I have said it before but it remains true, that I—more often than not—encounter people who say that they believe in God but don’t have time for religion or regular Sunday attendance or anything like that. This I fear is the silent majority that dismisses the Almighty until needed and then expects God to immediately and almost magically transform any number of personal or national calamities into personal or national triumphs.
When our assumptions and preconceived notions as to the nature of God fail to materialize we are hurt and offended that we, as a sophisticated and respectable people, would be silly enough to actually believe in something so irrational and finitely unbelievable as the reality of the triune God in our lives.

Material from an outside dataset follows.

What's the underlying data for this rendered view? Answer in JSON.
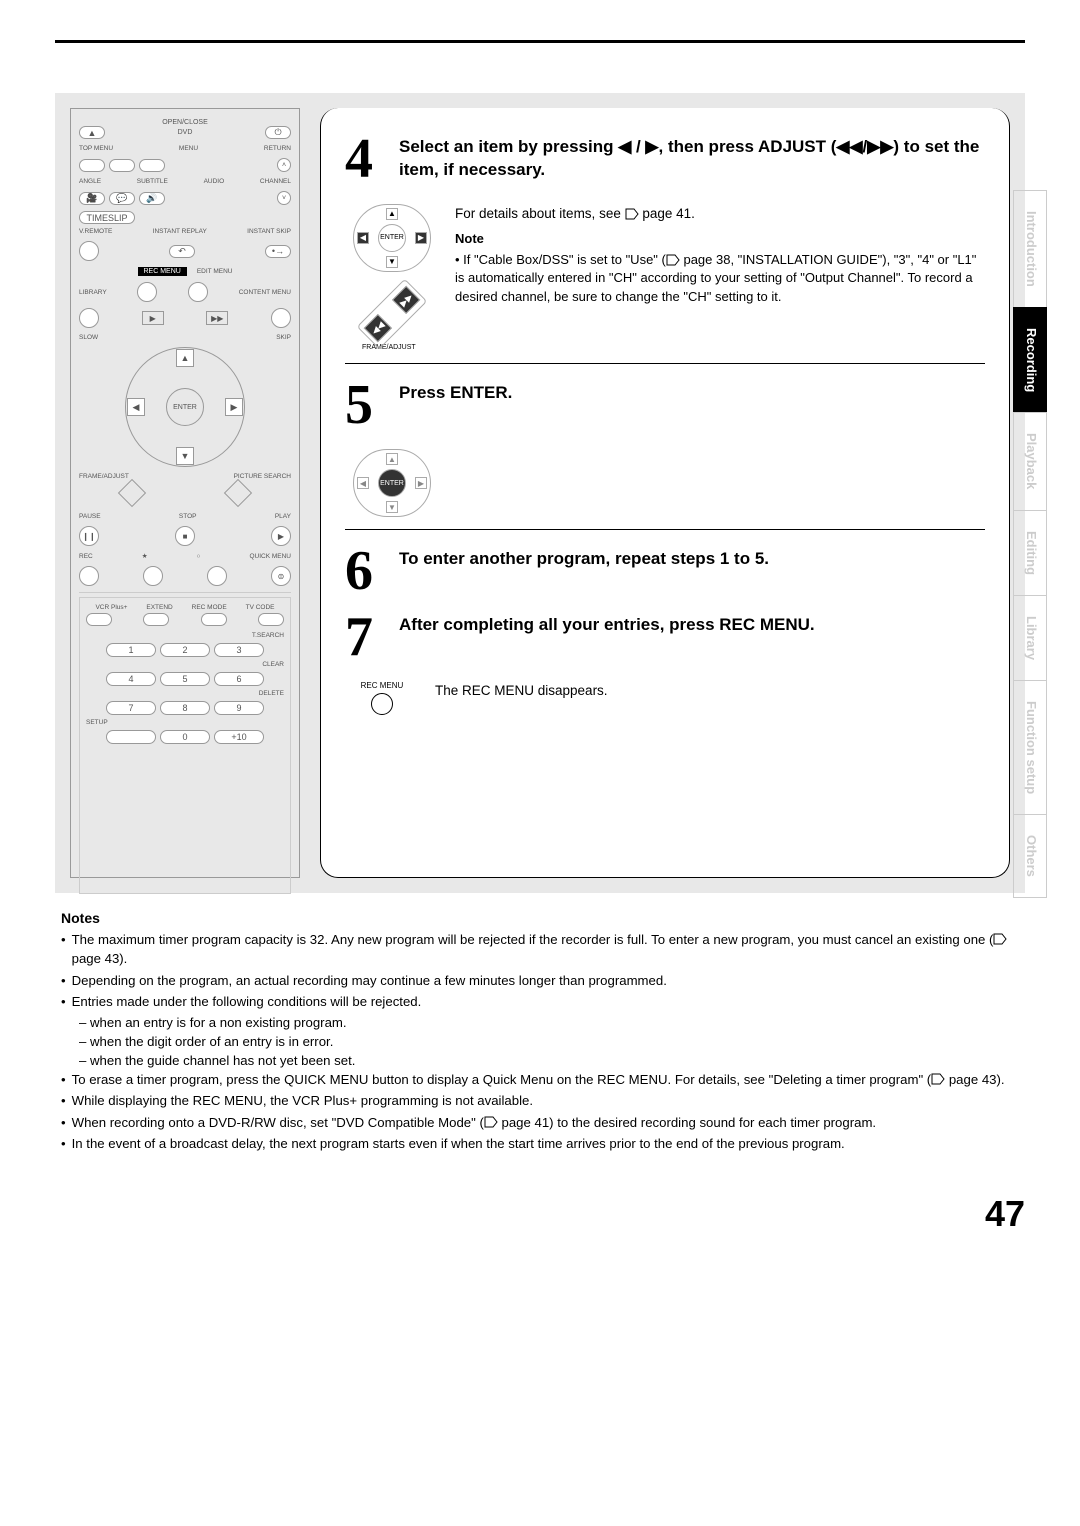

It is at times like these that each and every one of us turns away from God and fails to confront our own Apostasy.
This loss of faith is not so much faith in God on a superficial level, as it is the calling into question of our ability to worship and proclaim the truth of God’s saving grace in all aspects of our lives. It is to turn away from the prophetic and move to the comfort of the secular aspects of our lives.
For want of a better term, we might call it the loss of the discipline of faith, that is, the discipline to focus on our duty as Christians, to God and to those around us.
We seek the safety of a truth that is concrete in our reality.
Yet our quest for respectability, for being respectable Christians does not lie in our concrete reality nor does it lie in our ability to mouth the proper Christian platitudes or fool ourselves into believing that we are actually leading a Christian lifestyle.
The discipline of faith that God calls us to, and Jesus shows us how to live, leads to a new awareness of God’s grace and mercy as the working principal of redemption in our lives as well as in the depths of a world in despair.
As Christians our response to the chaos that has engulfed our cities, and this nation is the response of those who with prophetic zeal and stubborn determination proclaim and then work for the justice and righteousness of God to be an actuality in the lives of all people.
George Adam smith once wrote: “The great causes of God and humanity are not defeated by the hot assaults of the devil, but by the slow, crushing, glacier like masses of thousands and thousands of indifferent nobodies. God’s causes are never destroyed by being blown up, but by being sat upon.” (The Book of the Twelve Prophets, ii, 1899, pg. 54)
Many of us are not guilty of unbelief or apostasy.
But by the same token the assumptions that we have made and continue to make about our lives cause us in no way to be overwhelmed by belief. In a God that many who do not know God, deem obtuse.
The assumptions we make and the preconceptions we have in regard to what it is to be called by God are often dictated by the community that we find ourselves part of.
We must guard against the tendency to reduce all things to the lowest common denominator, our God included.
Thinking that our individual contributions make little difference allows us to live in the illusion that we may remain faithful Christians without having to really put forth much effort.
If we are truly honest with ourselves, and with our God, we must admit that our involvement in the world does affect what happens in our lives.
We cannot separate ourselves from God’s love or from his creation.
To understand that basic fact, is to understand that our Lord’s involvement in the world, and in our lives, is not limited to our own personal reality. Or the dictates of society at large.
Moses challenged his people, “the Lord your God will raise up for you a prophet (like me) from your midst, from among your own people.”
Bishop Wright challenged us yesterday. He reminded us once again by asking the question,
“Do you think that what’s at stake is important enough to take a risk?” GO and be a prophet for your time and your generation.
Let us pray.
Goodness is stronger than evil; love stronger than hate; light is stronger than darkness; life is stronger than death; victory is ours through him who loves us. —Desmond Tutu